* TASK GOAL: Using the records that follow, copy every line containing the word "stripe".

* Data records for software interfaces:
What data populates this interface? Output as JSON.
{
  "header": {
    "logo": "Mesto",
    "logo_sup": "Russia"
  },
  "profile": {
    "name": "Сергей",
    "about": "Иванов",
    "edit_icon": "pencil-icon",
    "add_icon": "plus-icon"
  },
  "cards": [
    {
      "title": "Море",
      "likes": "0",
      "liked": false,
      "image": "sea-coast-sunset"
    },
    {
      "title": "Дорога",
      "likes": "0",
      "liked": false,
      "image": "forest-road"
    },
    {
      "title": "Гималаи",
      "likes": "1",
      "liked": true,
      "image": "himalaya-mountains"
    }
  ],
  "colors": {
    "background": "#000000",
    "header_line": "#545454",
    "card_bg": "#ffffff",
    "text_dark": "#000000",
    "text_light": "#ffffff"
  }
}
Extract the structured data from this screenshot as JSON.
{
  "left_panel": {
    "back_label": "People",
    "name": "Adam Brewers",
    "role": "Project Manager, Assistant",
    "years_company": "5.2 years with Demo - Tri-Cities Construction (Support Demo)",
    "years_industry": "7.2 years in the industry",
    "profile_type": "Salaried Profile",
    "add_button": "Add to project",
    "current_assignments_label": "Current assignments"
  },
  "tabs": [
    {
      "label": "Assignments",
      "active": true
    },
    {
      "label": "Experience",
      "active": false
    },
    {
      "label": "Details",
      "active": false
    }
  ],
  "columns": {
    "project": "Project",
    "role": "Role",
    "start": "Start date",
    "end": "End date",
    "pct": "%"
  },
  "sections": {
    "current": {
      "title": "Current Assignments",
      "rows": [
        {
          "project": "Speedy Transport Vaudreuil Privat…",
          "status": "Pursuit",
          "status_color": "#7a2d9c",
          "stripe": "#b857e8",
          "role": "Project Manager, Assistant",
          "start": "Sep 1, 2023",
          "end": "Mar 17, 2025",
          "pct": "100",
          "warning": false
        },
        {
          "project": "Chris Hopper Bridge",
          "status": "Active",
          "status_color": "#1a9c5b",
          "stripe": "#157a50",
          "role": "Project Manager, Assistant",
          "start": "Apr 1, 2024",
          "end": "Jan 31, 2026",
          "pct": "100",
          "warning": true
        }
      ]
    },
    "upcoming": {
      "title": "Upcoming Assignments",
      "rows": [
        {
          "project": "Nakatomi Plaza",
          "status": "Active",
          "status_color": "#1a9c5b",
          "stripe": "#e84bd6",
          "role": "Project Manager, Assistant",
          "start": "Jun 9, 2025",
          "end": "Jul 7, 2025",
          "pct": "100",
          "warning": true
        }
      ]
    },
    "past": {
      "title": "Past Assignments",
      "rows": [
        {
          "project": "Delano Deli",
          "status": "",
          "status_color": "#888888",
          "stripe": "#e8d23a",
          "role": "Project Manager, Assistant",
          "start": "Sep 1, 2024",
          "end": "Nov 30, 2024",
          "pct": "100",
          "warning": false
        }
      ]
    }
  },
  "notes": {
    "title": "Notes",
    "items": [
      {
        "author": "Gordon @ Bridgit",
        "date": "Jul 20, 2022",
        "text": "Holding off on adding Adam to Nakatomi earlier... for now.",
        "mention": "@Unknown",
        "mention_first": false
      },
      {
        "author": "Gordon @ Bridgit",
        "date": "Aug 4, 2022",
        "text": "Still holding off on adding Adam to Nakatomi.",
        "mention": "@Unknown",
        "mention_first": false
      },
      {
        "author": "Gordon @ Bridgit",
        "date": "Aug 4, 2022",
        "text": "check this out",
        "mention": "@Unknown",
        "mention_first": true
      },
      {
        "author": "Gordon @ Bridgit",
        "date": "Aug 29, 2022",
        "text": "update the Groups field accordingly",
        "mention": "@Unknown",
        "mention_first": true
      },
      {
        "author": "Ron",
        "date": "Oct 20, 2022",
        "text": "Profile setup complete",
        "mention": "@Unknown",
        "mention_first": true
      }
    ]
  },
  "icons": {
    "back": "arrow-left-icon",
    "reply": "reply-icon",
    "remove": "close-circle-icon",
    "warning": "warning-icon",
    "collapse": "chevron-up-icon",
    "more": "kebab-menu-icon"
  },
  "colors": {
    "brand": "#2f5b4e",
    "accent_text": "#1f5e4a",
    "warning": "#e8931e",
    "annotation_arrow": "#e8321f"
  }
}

* WRITTEN SOLUTION:
          "stripe": "#b857e8",
          "stripe": "#157a50",
          "stripe": "#e84bd6",
          "stripe": "#e8d23a",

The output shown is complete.